What this task involves: What is needed is an exact copy of the listing, with no pictures in it.

Extracted entries:
::::::::
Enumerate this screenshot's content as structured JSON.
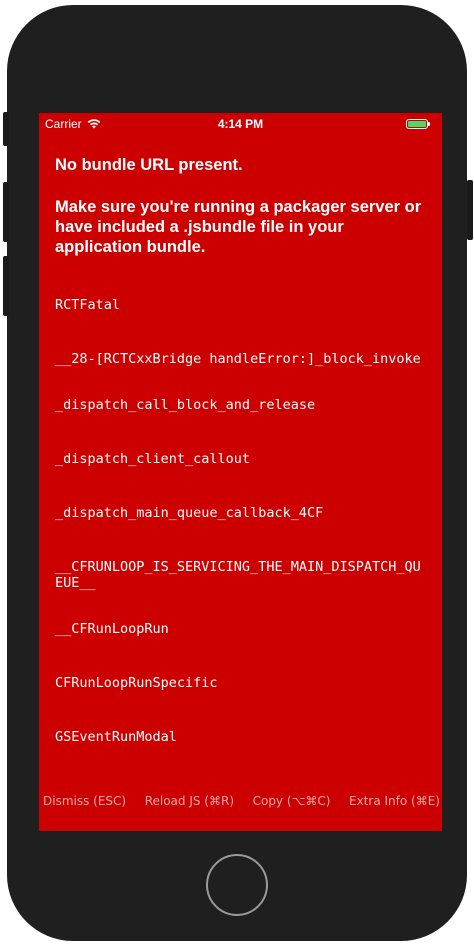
{
  "status_bar": {
    "carrier": "Carrier",
    "time": "4:14 PM",
    "battery_color": "#4cd964",
    "wifi_icon": "wifi-icon",
    "battery_icon": "battery-icon"
  },
  "redbox": {
    "background_color": "#cc0000",
    "title": "No bundle URL present.",
    "message": "Make sure you're running a packager server or have included a .jsbundle file in your application bundle.",
    "stack": [
      "RCTFatal",
      "__28-[RCTCxxBridge handleError:]_block_invoke",
      "_dispatch_call_block_and_release",
      "_dispatch_client_callout",
      "_dispatch_main_queue_callback_4CF",
      "__CFRUNLOOP_IS_SERVICING_THE_MAIN_DISPATCH_QUEUE__",
      "__CFRunLoopRun",
      "CFRunLoopRunSpecific",
      "GSEventRunModal"
    ],
    "buttons": {
      "dismiss": "Dismiss (ESC)",
      "reload": "Reload JS (⌘R)",
      "copy": "Copy (⌥⌘C)",
      "extra_info": "Extra Info (⌘E)"
    }
  },
  "device": {
    "home_button_icon": "home-button-icon"
  }
}
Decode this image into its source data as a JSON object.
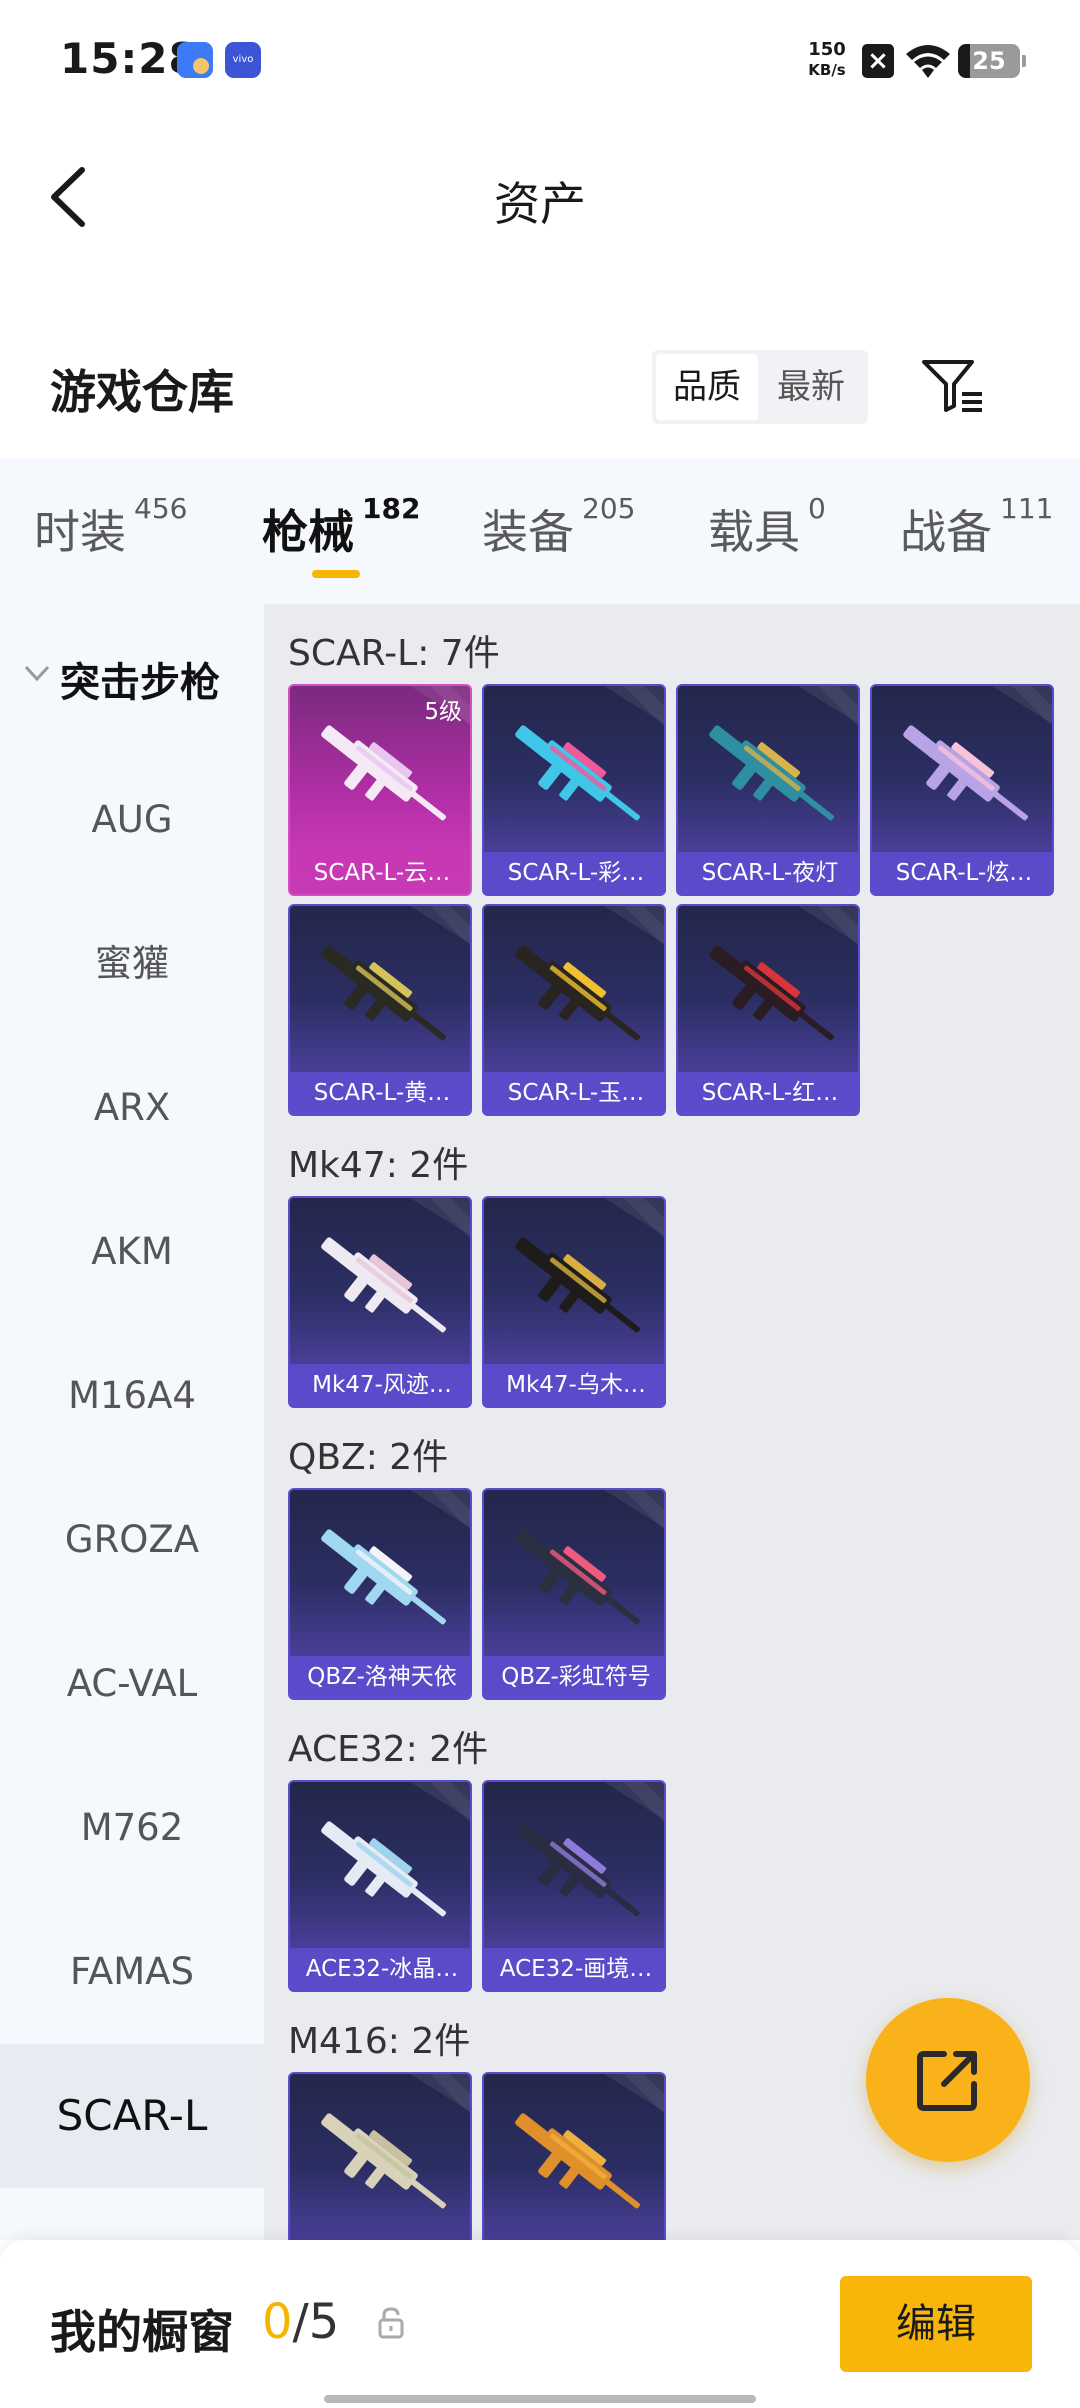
{
  "status_bar": {
    "time": "15:28",
    "speed_value": "150",
    "speed_unit": "KB/s",
    "battery": "25"
  },
  "header": {
    "title": "资产"
  },
  "warehouse": {
    "title": "游戏仓库",
    "sort_options": [
      "品质",
      "最新"
    ],
    "sort_active": "品质"
  },
  "tabs": [
    {
      "label": "时装",
      "count": "456"
    },
    {
      "label": "枪械",
      "count": "182"
    },
    {
      "label": "装备",
      "count": "205"
    },
    {
      "label": "载具",
      "count": "0"
    },
    {
      "label": "战备",
      "count": "111"
    }
  ],
  "active_tab": "枪械",
  "sidebar": {
    "category": "突击步枪",
    "items": [
      "AUG",
      "蜜獾",
      "ARX",
      "AKM",
      "M16A4",
      "GROZA",
      "AC-VAL",
      "M762",
      "FAMAS",
      "SCAR-L"
    ],
    "active_item": "SCAR-L"
  },
  "groups": [
    {
      "title": "SCAR-L: 7件",
      "items": [
        {
          "name": "SCAR-L-云…",
          "badge": "5级",
          "style": "pink",
          "gun_color": "#f5e9f5",
          "accent": "#e8c6f0"
        },
        {
          "name": "SCAR-L-彩…",
          "style": "blue",
          "gun_color": "#3fc6e8",
          "accent": "#f05a9a"
        },
        {
          "name": "SCAR-L-夜灯",
          "style": "blue",
          "gun_color": "#2e8fa0",
          "accent": "#d8b24a"
        },
        {
          "name": "SCAR-L-炫…",
          "style": "blue",
          "gun_color": "#b7a3e6",
          "accent": "#f6c3d9"
        },
        {
          "name": "SCAR-L-黄…",
          "style": "blue",
          "gun_color": "#2a2a22",
          "accent": "#d6c25a"
        },
        {
          "name": "SCAR-L-玉…",
          "style": "blue",
          "gun_color": "#2a2420",
          "accent": "#f0c030"
        },
        {
          "name": "SCAR-L-红…",
          "style": "blue",
          "gun_color": "#2a1c22",
          "accent": "#d8343a"
        }
      ]
    },
    {
      "title": "Mk47: 2件",
      "items": [
        {
          "name": "Mk47-风迹…",
          "style": "blue",
          "gun_color": "#efeaf2",
          "accent": "#e8c6d8"
        },
        {
          "name": "Mk47-乌木…",
          "style": "blue",
          "gun_color": "#1e1c1a",
          "accent": "#d9b040"
        }
      ]
    },
    {
      "title": "QBZ: 2件",
      "items": [
        {
          "name": "QBZ-洛神天依",
          "style": "blue",
          "gun_color": "#9fd8f0",
          "accent": "#f2f4fa"
        },
        {
          "name": "QBZ-彩虹符号",
          "style": "blue",
          "gun_color": "#2a3040",
          "accent": "#f05a80"
        }
      ]
    },
    {
      "title": "ACE32: 2件",
      "items": [
        {
          "name": "ACE32-冰晶…",
          "style": "blue",
          "gun_color": "#e6eaf4",
          "accent": "#9fd4ee"
        },
        {
          "name": "ACE32-画境…",
          "style": "blue",
          "gun_color": "#2a2c44",
          "accent": "#8e7ad8"
        }
      ]
    },
    {
      "title": "M416: 2件",
      "items": [
        {
          "name": "",
          "style": "blue",
          "gun_color": "#d8d2b8",
          "accent": "#c8c0a0"
        },
        {
          "name": "",
          "style": "blue",
          "gun_color": "#e0902a",
          "accent": "#f0b040"
        }
      ]
    }
  ],
  "bottom_bar": {
    "label": "我的橱窗",
    "current": "0",
    "separator": "/",
    "max": "5",
    "edit_label": "编辑"
  },
  "colors": {
    "accent_yellow": "#f9b60a",
    "card_blue": "#5b4bd0",
    "card_pink": "#d44ec4"
  },
  "icons": [
    "back-arrow-icon",
    "filter-icon",
    "chevron-down-icon",
    "share-icon",
    "lock-icon",
    "wifi-icon",
    "close-box-icon"
  ]
}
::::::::
Response:
Enumerate this screenshot's content as structured JSON.
{
  "status_bar": {
    "carrier": "Carrier",
    "time": "4:14 PM",
    "battery_color": "#4cd964",
    "wifi_icon": "wifi-icon",
    "battery_icon": "battery-icon"
  },
  "redbox": {
    "background_color": "#cc0000",
    "title": "No bundle URL present.",
    "message": "Make sure you're running a packager server or have included a .jsbundle file in your application bundle.",
    "stack": [
      "RCTFatal",
      "__28-[RCTCxxBridge handleError:]_block_invoke",
      "_dispatch_call_block_and_release",
      "_dispatch_client_callout",
      "_dispatch_main_queue_callback_4CF",
      "__CFRUNLOOP_IS_SERVICING_THE_MAIN_DISPATCH_QUEUE__",
      "__CFRunLoopRun",
      "CFRunLoopRunSpecific",
      "GSEventRunModal"
    ],
    "buttons": {
      "dismiss": "Dismiss (ESC)",
      "reload": "Reload JS (⌘R)",
      "copy": "Copy (⌥⌘C)",
      "extra_info": "Extra Info (⌘E)"
    }
  },
  "device": {
    "home_button_icon": "home-button-icon"
  }
}
Decode this image into its source data as a JSON object.
{
  "status_bar": {
    "time": "15:28",
    "speed_value": "150",
    "speed_unit": "KB/s",
    "battery": "25"
  },
  "header": {
    "title": "资产"
  },
  "warehouse": {
    "title": "游戏仓库",
    "sort_options": [
      "品质",
      "最新"
    ],
    "sort_active": "品质"
  },
  "tabs": [
    {
      "label": "时装",
      "count": "456"
    },
    {
      "label": "枪械",
      "count": "182"
    },
    {
      "label": "装备",
      "count": "205"
    },
    {
      "label": "载具",
      "count": "0"
    },
    {
      "label": "战备",
      "count": "111"
    }
  ],
  "active_tab": "枪械",
  "sidebar": {
    "category": "突击步枪",
    "items": [
      "AUG",
      "蜜獾",
      "ARX",
      "AKM",
      "M16A4",
      "GROZA",
      "AC-VAL",
      "M762",
      "FAMAS",
      "SCAR-L"
    ],
    "active_item": "SCAR-L"
  },
  "groups": [
    {
      "title": "SCAR-L: 7件",
      "items": [
        {
          "name": "SCAR-L-云…",
          "badge": "5级",
          "style": "pink",
          "gun_color": "#f5e9f5",
          "accent": "#e8c6f0"
        },
        {
          "name": "SCAR-L-彩…",
          "style": "blue",
          "gun_color": "#3fc6e8",
          "accent": "#f05a9a"
        },
        {
          "name": "SCAR-L-夜灯",
          "style": "blue",
          "gun_color": "#2e8fa0",
          "accent": "#d8b24a"
        },
        {
          "name": "SCAR-L-炫…",
          "style": "blue",
          "gun_color": "#b7a3e6",
          "accent": "#f6c3d9"
        },
        {
          "name": "SCAR-L-黄…",
          "style": "blue",
          "gun_color": "#2a2a22",
          "accent": "#d6c25a"
        },
        {
          "name": "SCAR-L-玉…",
          "style": "blue",
          "gun_color": "#2a2420",
          "accent": "#f0c030"
        },
        {
          "name": "SCAR-L-红…",
          "style": "blue",
          "gun_color": "#2a1c22",
          "accent": "#d8343a"
        }
      ]
    },
    {
      "title": "Mk47: 2件",
      "items": [
        {
          "name": "Mk47-风迹…",
          "style": "blue",
          "gun_color": "#efeaf2",
          "accent": "#e8c6d8"
        },
        {
          "name": "Mk47-乌木…",
          "style": "blue",
          "gun_color": "#1e1c1a",
          "accent": "#d9b040"
        }
      ]
    },
    {
      "title": "QBZ: 2件",
      "items": [
        {
          "name": "QBZ-洛神天依",
          "style": "blue",
          "gun_color": "#9fd8f0",
          "accent": "#f2f4fa"
        },
        {
          "name": "QBZ-彩虹符号",
          "style": "blue",
          "gun_color": "#2a3040",
          "accent": "#f05a80"
        }
      ]
    },
    {
      "title": "ACE32: 2件",
      "items": [
        {
          "name": "ACE32-冰晶…",
          "style": "blue",
          "gun_color": "#e6eaf4",
          "accent": "#9fd4ee"
        },
        {
          "name": "ACE32-画境…",
          "style": "blue",
          "gun_color": "#2a2c44",
          "accent": "#8e7ad8"
        }
      ]
    },
    {
      "title": "M416: 2件",
      "items": [
        {
          "name": "",
          "style": "blue",
          "gun_color": "#d8d2b8",
          "accent": "#c8c0a0"
        },
        {
          "name": "",
          "style": "blue",
          "gun_color": "#e0902a",
          "accent": "#f0b040"
        }
      ]
    }
  ],
  "bottom_bar": {
    "label": "我的橱窗",
    "current": "0",
    "separator": "/",
    "max": "5",
    "edit_label": "编辑"
  },
  "colors": {
    "accent_yellow": "#f9b60a",
    "card_blue": "#5b4bd0",
    "card_pink": "#d44ec4"
  },
  "icons": [
    "back-arrow-icon",
    "filter-icon",
    "chevron-down-icon",
    "share-icon",
    "lock-icon",
    "wifi-icon",
    "close-box-icon"
  ]
}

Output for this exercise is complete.